Seager is needed and coming fast. He’s at AA and will be in the major league mix in 2015 – first a showcase in spring training, then at least a call up later in the season. Both short and third aren’t set long-term for the Dodgers, so with Hanley’s deal ending this winter and Uribe signed for just one more season, it would be a hugely boneheaded move to trade the best pure hitter the Dodgers have developed since Mike Piazza or Paul Konerko.
The future is near and Seager, still playing shortstop at AA, can move into Hanley’s spot soon or take over for Uribe when he’s done. Either way, I would not entertain dealing Seager. No chance. No way.
On the surface, of the three prospects, Urias is the one I’d consider dealing most. My reasons are that you can always buy a pitcher (Greinke, Ryu) and he’s so young, very easily he can be injured before he’s even ready to pitch. My basic philosophy is if you could get a very good big league pitcher for a pitching prospect, do it. David Price is so good that Urias, even if he lives up to the hype, may never reach anywhere close to that level of greatness. On the other hand, Urias is crazy poised and a beast that resembles the second coming of Fernandomania. Whether he’s Pedro Martinez II or Fernando, or even Kershaw, it seems that his young age doesn’t mean a long stay in the minors, as it would for most. Logan White says he can see Urias in the bigs by 18, so who am I to question the great Logan White? Urias might be the best young pitcher the Dodgers have developed since Kershaw, so be careful. Price in the Dodgers rotation, then re-signed for a monster deal, would make the current team better for sure but is this, or one of the other big name pitchers being discussed in rumors, necessary?

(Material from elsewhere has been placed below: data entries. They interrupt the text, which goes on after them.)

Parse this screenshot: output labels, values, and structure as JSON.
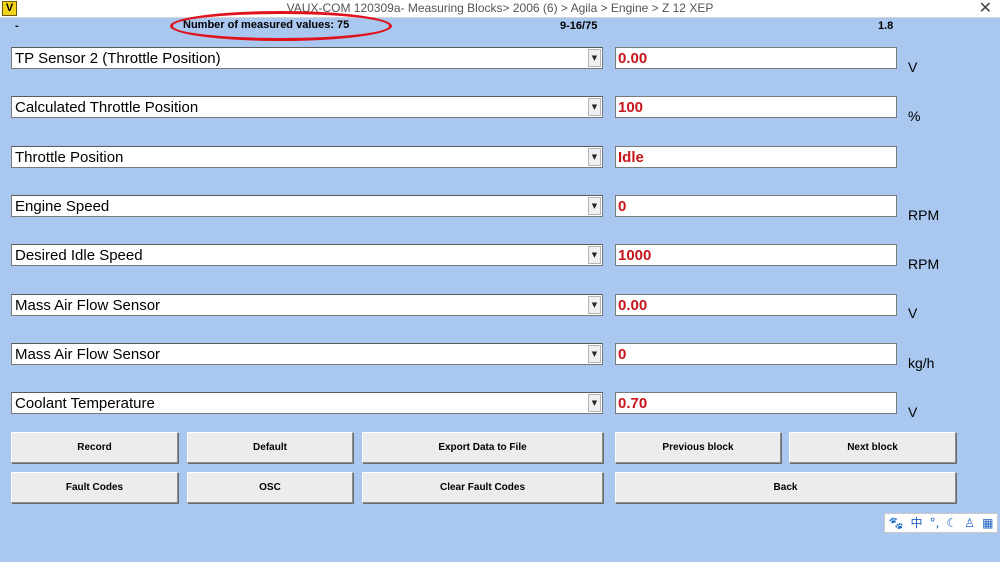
{
  "titlebar": {
    "app_icon": "V",
    "title": "VAUX-COM 120309a- Measuring Blocks> 2006 (6) > Agila > Engine > Z 12 XEP",
    "close": "✕"
  },
  "info": {
    "dash": "-",
    "measured_count": "Number of measured values: 75",
    "block_range": "9-16/75",
    "version": "1.8"
  },
  "rows": [
    {
      "label": "TP Sensor 2 (Throttle Position)",
      "value": "0.00",
      "unit": "V"
    },
    {
      "label": "Calculated Throttle Position",
      "value": "100",
      "unit": "%"
    },
    {
      "label": "Throttle Position",
      "value": "Idle",
      "unit": ""
    },
    {
      "label": "Engine Speed",
      "value": "0",
      "unit": "RPM"
    },
    {
      "label": "Desired Idle Speed",
      "value": "1000",
      "unit": "RPM"
    },
    {
      "label": "Mass Air Flow Sensor",
      "value": "0.00",
      "unit": "V"
    },
    {
      "label": "Mass Air Flow Sensor",
      "value": "0",
      "unit": "kg/h"
    },
    {
      "label": "Coolant Temperature",
      "value": "0.70",
      "unit": "V"
    }
  ],
  "dropdown_arrow": "▼",
  "buttons": {
    "record": "Record",
    "default": "Default",
    "export": "Export Data to File",
    "previous": "Previous block",
    "next": "Next block",
    "fault_codes": "Fault Codes",
    "osc": "OSC",
    "clear_fault_codes": "Clear Fault Codes",
    "back": "Back"
  },
  "ime_toolbar": {
    "paw": "🐾",
    "lang": "中",
    "punct": "°,",
    "moon": "☾",
    "user": "♙",
    "grid": "▦"
  },
  "colors": {
    "background": "#a9c7ef",
    "value_text": "#c8151b",
    "highlight": "#e0121b"
  }
}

In a playoff series, it’s unlikely you’d need more than 3 top flight starting pitchers, which the Dodgers have currently. Is it really vital to move Urias, and/or the other two names, to upgrade in game 3 from Price or Hamel over Ryu? To me it seems a steep price to pay for a small improvement. For decades fans criticized Fred Claire for dealing Pedro to get a much needed leadoff hitter and second baseman in Delino DeShields. I think it could also be looked at in such the same way if Urias matches the expectations scouts have for him. And god forbid Urias were dealt for Jon Lester, and then Lester left in Oct and re-signed with Boston.
Anyway, that’s it. This season has had me reaching for the Alka Seltzer. I am not as impressed as some with the record since I see a team where outside of the starting pitchers, has mostly underachieved. It would be apropos for a long-suffering Dodgers fan that after more than a quarter of a century the team won a World Series with a jumbled collection of slackers and showboats. It’s easy to say this since I haven’t felt close to this team at all – and that’s due to the Guggenheim Group getting into bed with snakes like Time Warner Cable, who has stuck it to the fans and squandered the end of Vin Scully’s magnificent career. Three innings on radio? That’s weak. From the suits in the front office to Kasten, the manager and the players, there has been a lot of combined laziness and profiting going on, but in the end, actual baseball fans just want a good product to watch. A diversion from the day to day grind. To turn on the radio or TV and hear and see Vin call 9 innings of Dodgers baseball is the greatest thing in the world. This season has not included that.
And don’t fucking trade our future on this either.